UPDATE: FCA has issued a voluntarily recalled on all 14 million 2013, 2014 and select 2015 Jeep, Chrysler and Dodge vehicles with the 8.4-inch touchscreen. See your FCA dealer for more information. A complete list of vehicles is included at the end of this article.
There are all sorts of things that can go wrong with a car. Sometimes those things are annoying and expected like a worn windshield wiper or burned out headlight, but sometimes those things are dangerous. Problem with your brakes or steering are frightening and life-threatening. The latest threat doesn’t involve your car’s parts, but its technology as hackers show off how easy it is to take control of your car.
They demonstrated their power to a Wired journalist by pretty much scaring the crap out of him while he was behind the wheel of a Jeep Cherokee. Even though he knew they were going to do something, when it moved beyond messing with the radio and climate control to disengaging the transmission, the demonstration was terrifying.

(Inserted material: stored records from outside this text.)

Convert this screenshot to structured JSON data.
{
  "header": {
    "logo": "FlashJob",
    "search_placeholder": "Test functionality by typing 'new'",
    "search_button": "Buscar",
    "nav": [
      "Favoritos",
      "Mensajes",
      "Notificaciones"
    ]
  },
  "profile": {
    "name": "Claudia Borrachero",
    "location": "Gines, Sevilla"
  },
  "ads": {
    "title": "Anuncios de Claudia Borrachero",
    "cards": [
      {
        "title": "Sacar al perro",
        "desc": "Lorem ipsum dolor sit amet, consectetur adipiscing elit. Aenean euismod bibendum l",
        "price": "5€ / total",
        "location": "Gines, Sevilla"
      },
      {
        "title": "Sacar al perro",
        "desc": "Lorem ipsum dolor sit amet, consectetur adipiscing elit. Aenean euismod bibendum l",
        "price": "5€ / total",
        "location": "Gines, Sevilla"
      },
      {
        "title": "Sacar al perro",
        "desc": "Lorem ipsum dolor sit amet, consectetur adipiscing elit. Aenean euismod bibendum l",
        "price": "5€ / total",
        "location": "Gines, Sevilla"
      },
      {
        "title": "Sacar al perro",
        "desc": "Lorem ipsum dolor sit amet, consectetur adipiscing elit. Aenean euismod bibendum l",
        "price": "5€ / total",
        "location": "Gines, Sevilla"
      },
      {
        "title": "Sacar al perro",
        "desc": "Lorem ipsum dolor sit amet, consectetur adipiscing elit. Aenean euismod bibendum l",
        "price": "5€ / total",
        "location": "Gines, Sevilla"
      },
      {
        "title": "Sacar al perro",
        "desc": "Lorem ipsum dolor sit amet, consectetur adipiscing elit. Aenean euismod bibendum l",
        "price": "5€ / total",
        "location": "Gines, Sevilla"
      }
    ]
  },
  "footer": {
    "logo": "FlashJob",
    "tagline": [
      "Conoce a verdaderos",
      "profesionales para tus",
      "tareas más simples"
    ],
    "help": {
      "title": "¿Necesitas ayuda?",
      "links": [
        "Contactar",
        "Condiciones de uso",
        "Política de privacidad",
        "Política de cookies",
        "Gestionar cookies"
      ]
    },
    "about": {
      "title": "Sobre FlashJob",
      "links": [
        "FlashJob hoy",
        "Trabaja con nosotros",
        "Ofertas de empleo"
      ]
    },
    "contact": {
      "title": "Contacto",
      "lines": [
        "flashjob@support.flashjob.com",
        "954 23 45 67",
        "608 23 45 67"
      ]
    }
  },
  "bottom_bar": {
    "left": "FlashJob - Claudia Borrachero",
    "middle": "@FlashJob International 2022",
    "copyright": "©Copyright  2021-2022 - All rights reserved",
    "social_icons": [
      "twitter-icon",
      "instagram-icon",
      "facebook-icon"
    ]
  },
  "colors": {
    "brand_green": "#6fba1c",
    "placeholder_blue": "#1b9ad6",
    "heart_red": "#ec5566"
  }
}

Fiat Chrysler Automobiles (FCA) was quick to react and released a security patch to fix the problem. The quick fix was made easier because the hackers who performed this hack weren’t out to be malicious and notified FCA of the potential issue and how they accessed the system. Their goal is to prove to the automotive industry that the problem is a real one and that it needs to be addressed now.
On Tuesday, Senators Ed Markey and Richard Blumenthal introduced a bill that would require a set of government standards to help ensure cars cannot be hacked and that our personal information is safe. It seems a reasonable reaction in the face of experiments like the one that revealed the FCA flaw, but you have to wonder if getting the government involved will make it better or worse.
The public, that’s you and me, is all too aware of how easily our lives can be hacked. I fully expect my Keurig machine to one day revolt and shoot coffee pods across the kitchen because everything is connected to everything and that means it can be hacked. Once upon a time we thought of this as being an issue with only computers, but it’s in every part of our lives.
The automakers know this and they do not want to be in FCA’s shoes today. None of them want to make headlines for being hacked. They’re in the business of selling cars and no one wants to buy a car they think someone could hack. It’s in the best interest of automakers to improve their systems so this can’t happen. The sad reality is, it’s going to happen anyway.
Banks have been trying to keep our data secure for years. That doesn’t stop hackers. It’s become so commonplace that it’s not even news anymore. Department stores, banks, and hospitals all have their data stolen despite security measures. Same thing will be true for hackers getting access to our cars.
The government can come up with all the rules and regulations it wants, but there’s always going to be someone who finds a way to hack into a system. If anything, laws to make cars less hackable could hurt. The government is a slow-moving machine and laws made years ago now inadvertently prevent improved technology on US roads. There are better cameras and headlights that we can’t have because old laws don’t work with new technologies.
Neither automakers nor the government can guarantee your car will never be hacked. The best automakers can do is to continually improve their security measures and take quick action when those inevitable breaches occur.
UPDATE: Chrysler has voluntarily recalled select 2013, 2014 and 2015 Dodge, Jeep, Chrysler and Ram vehicles, only with the 8.4-inch touchscreen.
Affected are certain vehicles equipped with 8.4-inch touchscreens among the following populations:
- 2013-2015 MY Dodge Viper specialty vehicles
- 2013-2015 Ram 1500, 2500 and 3500 pickups
- 2013-2015 Ram 3500, 4500, 5500 Chassis Cabs
- 2014-2015 Jeep Grand Cherokee and Cherokee SUVs
- 2014-2015 Dodge Durango SUVs
- 2015 MY Chrysler 200, Chrysler 300 and Dodge Charger sedans
- 2015 Dodge Challenger sports coupes